Prof. Xiaoli Wang (Linyi University, Linyi, China)  – avian and flight origins: collaboration with Prof. Xiaoteng Zheng at the Tianyu Musuem in Shandong, China.

Prof. Xiaoteng Zheng (Director of Shandong Tianyu Museum, Pingyi, China) – avian and flight origins: collaboration with Prof. Xiaoli Wang.

Dr. T. Alexander Dececchi (Mount Marty College, Yanktown, USA) – avian and flight origins

Dr. Diego Pol (Museo Paleontológico Egidio Feruglio, Trelew, Argentina) –  field in Patagonia, Argentina; instructor of HKU MOOC Dinosaur Ecosystems; abelisaurid theropods

Dr. Michael Habib (USC, Los Angeles, USA) – avian and flight origins; pterosaur flight

Dr. Hans C.E. Larsson (McGill University, Montreal, Canada) – avian and flight origins

Dr. Evan Saitta (Field Museum, Chicago, USA) – amniote palaeocolour; actuopalaeontology

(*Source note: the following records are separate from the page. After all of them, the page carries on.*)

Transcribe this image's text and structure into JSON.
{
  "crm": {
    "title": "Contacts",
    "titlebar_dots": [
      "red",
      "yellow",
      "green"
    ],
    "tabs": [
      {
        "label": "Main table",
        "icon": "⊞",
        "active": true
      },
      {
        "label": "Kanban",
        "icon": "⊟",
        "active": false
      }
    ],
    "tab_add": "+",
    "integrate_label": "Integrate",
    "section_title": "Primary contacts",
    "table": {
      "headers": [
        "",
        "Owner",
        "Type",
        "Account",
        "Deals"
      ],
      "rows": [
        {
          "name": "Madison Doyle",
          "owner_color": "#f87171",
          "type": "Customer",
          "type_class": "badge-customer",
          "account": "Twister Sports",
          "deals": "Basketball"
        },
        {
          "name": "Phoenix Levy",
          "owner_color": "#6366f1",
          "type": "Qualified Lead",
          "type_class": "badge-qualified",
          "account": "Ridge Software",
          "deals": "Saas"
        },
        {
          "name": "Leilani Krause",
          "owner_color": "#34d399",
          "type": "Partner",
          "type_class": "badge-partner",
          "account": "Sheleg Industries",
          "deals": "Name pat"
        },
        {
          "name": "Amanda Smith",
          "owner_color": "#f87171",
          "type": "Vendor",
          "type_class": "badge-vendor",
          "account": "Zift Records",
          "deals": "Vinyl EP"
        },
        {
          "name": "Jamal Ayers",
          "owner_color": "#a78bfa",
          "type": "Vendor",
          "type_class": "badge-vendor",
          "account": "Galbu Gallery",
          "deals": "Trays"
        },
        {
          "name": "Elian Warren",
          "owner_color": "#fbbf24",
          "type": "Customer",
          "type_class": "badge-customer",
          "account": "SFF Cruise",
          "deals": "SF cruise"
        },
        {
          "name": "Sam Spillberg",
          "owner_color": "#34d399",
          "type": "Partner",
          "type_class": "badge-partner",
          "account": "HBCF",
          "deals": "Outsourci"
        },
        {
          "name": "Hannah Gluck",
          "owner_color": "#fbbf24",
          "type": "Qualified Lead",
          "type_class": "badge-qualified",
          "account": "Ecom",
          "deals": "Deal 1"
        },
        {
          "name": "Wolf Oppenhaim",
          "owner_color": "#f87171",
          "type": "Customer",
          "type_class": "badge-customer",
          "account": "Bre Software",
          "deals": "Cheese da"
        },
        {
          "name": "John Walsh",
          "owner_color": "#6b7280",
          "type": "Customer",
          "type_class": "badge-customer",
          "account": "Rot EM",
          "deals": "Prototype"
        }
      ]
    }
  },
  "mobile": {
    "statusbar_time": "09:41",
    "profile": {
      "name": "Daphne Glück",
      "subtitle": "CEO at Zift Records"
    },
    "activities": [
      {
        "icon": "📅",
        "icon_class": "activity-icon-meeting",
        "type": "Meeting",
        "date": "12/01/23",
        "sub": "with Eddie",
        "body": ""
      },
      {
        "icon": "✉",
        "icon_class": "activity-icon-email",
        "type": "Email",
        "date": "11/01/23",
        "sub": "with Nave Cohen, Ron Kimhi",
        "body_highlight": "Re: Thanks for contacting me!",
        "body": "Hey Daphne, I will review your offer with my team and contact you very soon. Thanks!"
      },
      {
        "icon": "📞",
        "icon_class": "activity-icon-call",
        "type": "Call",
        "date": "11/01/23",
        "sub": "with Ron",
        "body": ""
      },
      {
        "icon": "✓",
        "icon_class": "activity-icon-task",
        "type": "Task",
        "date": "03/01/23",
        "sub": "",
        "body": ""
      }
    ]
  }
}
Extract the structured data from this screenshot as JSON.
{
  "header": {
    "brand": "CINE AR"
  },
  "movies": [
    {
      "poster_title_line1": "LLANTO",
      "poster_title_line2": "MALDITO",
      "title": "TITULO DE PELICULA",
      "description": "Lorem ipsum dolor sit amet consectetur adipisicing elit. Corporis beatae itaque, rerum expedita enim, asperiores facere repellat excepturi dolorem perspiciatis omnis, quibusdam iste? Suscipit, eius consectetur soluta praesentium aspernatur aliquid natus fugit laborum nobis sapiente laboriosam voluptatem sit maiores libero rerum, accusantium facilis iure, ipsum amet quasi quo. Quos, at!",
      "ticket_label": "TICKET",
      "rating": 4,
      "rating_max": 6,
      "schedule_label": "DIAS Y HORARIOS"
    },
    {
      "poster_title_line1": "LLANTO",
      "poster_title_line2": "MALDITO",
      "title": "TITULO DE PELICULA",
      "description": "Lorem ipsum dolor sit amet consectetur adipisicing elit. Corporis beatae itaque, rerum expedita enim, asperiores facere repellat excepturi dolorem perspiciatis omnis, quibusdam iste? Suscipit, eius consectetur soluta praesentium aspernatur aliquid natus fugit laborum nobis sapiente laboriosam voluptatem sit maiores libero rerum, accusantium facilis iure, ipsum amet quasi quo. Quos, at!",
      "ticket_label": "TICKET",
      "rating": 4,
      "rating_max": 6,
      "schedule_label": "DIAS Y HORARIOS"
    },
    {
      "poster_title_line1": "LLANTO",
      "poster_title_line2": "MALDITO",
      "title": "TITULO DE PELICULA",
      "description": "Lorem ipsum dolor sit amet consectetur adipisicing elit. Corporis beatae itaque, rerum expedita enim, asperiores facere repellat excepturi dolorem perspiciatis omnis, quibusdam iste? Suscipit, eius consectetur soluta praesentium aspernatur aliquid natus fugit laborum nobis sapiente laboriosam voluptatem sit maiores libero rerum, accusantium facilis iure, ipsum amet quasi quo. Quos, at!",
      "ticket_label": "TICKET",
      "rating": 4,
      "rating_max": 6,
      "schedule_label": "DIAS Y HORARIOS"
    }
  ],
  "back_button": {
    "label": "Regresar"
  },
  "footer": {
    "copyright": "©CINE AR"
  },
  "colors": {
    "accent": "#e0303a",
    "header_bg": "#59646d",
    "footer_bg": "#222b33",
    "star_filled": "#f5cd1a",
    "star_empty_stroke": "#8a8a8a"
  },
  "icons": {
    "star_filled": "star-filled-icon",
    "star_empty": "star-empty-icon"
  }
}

Dr. Gerald Mayr (Senckenberg Institute Frankfurt, Frankfurt, Germany) – non-avian avialan evolution

 

Dr. Stephan Lautenschlager & Prof. Richard Butler (U of Birmingham, Birmingham, UK) – oviraptorosaur skull biomechanics

Dr. Jen Bright (U of Hull, Hull, UK) – enantiornithine bird diet

Dr. Julius T. Csotonyi (palaeoartist, Vancouver, Canada) – life reconstructions

Dr. Scott Hartman (palaeoartist, Madison, USA) – quantitative skeletal and body outline reconstructions

Past Projects
Phylogenetic analysis and methods Pablo A. Goloboff (Fundación Miguel Lillo, Tucuman, Argentina)

Early avialan flight- Francisco Serrano (Real Academia de Ciencias Exactas, Físicas y Naturales, Madrid, Spain; Dinosaur Institute, Natural History Museum of Los Angeles County, Los Angeles, USA), Luis M. Chiappe (Natural History Museum of Los Angeles County, Los Angeles, USA)

Pennaraptoran systematics and fossil record flight – Jingmai O’Connor (IVPP, Beijing, China), Pete Makovicky (University of Minnesota, Minnesota, USA, Daniel J Field (U of Cambridge, Cambridge, UK), Alan H. Turner (Stony Brook University, Stony Brook, USA)                                                             

Dinosaur dental histology – Mr. Raymond Fong (Independent), Dr. Aaron LeBlanc (U of Alberta, Edmonton Canada), Prof. Robert Reisz (U Toronto Mississauga, Mississauga, Canada) Dinosaur palaeocolour – Dr. Jakob Vinther (U of Bristol, Bristol, UK), Dr. Fiann Smithwick (Independent)

Enantiornithine bird life strategies – Dr. Jesús Marugán-Lobón & Angela Buscalioni (Universidad Autónoma de Madrid, Madrid, Spain)                                                                                                                              

Dromaeosaurid theropods Dr. Rui Pei (IVPP, Beijing, China), Prof. Mark A. Norell (AMNH, New York,  USA)

Fieldwork in Alashan, Inner Mongolia, China; oviraptorosaur reproductionProf. Shundong Bi (Indiana University of Pennsylvania, Pittsburgh, USA)                                                                                                                                 

Late Cretaceous Inner Mongolian dinosaursDr. Jonah Choiniere (U of Witwatersrand, Johannesburg, South Africa), Dr. Corwin Sullivan (U of Alberta, Edmonton, Canada), Mr. Qingwei Tan () & Mr. Lin Tan (

Dinosaur tail evolution and biomechanicsProf. Paul Upchurch (UCL, London, UK), Prof. John R Hutchinson (RVC, Hatfield, UK)